[MATERIAL PROVIDED — start]

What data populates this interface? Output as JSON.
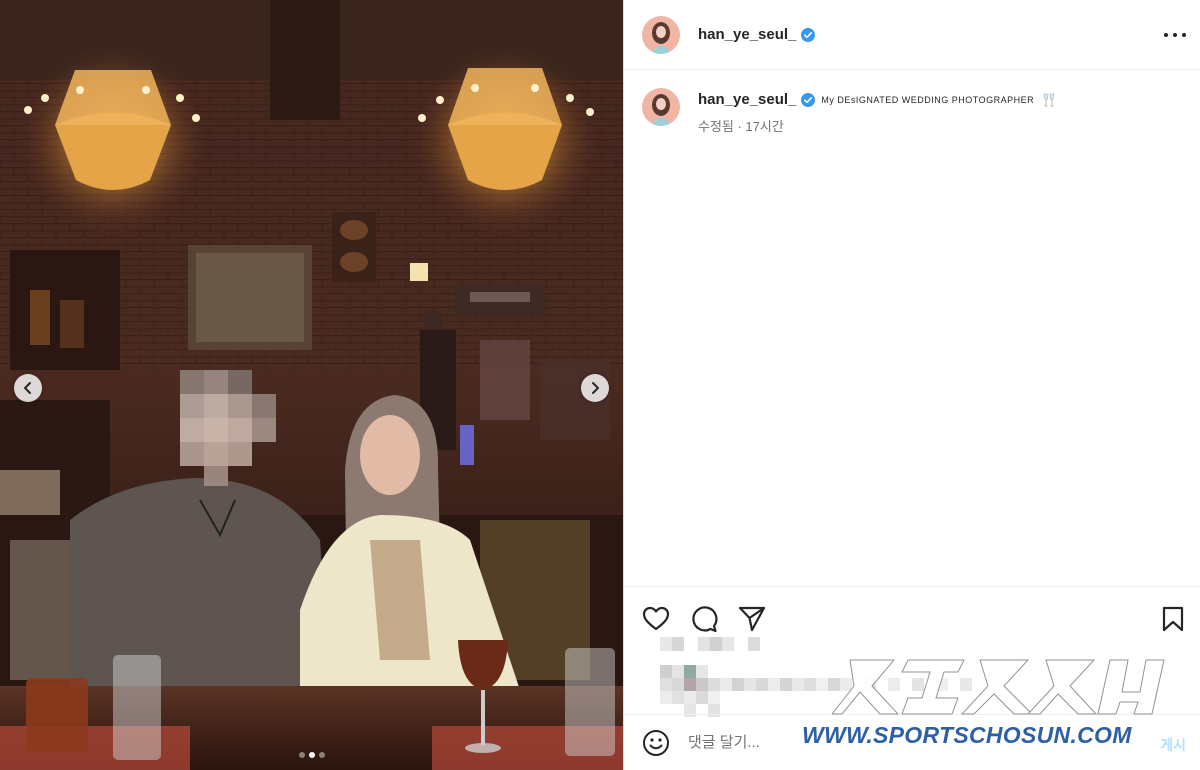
{
  "post": {
    "username": "han_ye_seul_",
    "verified": true,
    "caption_text": "My DEsIGNATED WEDDING PHOTOGRAPHER",
    "caption_emoji": "champagne-glasses-icon",
    "caption_meta": "수정됨 · 17시간",
    "carousel": {
      "total_slides": 3,
      "current_slide": 2
    }
  },
  "comment": {
    "placeholder": "댓글 달기...",
    "post_label": "게시"
  },
  "watermark": {
    "url": "WWW.SPORTSCHOSUN.COM"
  },
  "colors": {
    "verified_blue": "#3897f0",
    "post_button": "#b2dffc",
    "watermark_blue": "#2f5fa6"
  }
}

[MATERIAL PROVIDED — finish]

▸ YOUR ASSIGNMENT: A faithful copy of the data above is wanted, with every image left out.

▸ ANSWER:
What data populates this interface? Output as JSON.
{
  "post": {
    "username": "han_ye_seul_",
    "verified": true,
    "caption_text": "My DEsIGNATED WEDDING PHOTOGRAPHER",
    "caption_emoji": "champagne-glasses-icon",
    "caption_meta": "수정됨 · 17시간",
    "carousel": {
      "total_slides": 3,
      "current_slide": 2
    }
  },
  "comment": {
    "placeholder": "댓글 달기...",
    "post_label": "게시"
  },
  "watermark": {
    "url": "WWW.SPORTSCHOSUN.COM"
  },
  "colors": {
    "verified_blue": "#3897f0",
    "post_button": "#b2dffc",
    "watermark_blue": "#2f5fa6"
  }
}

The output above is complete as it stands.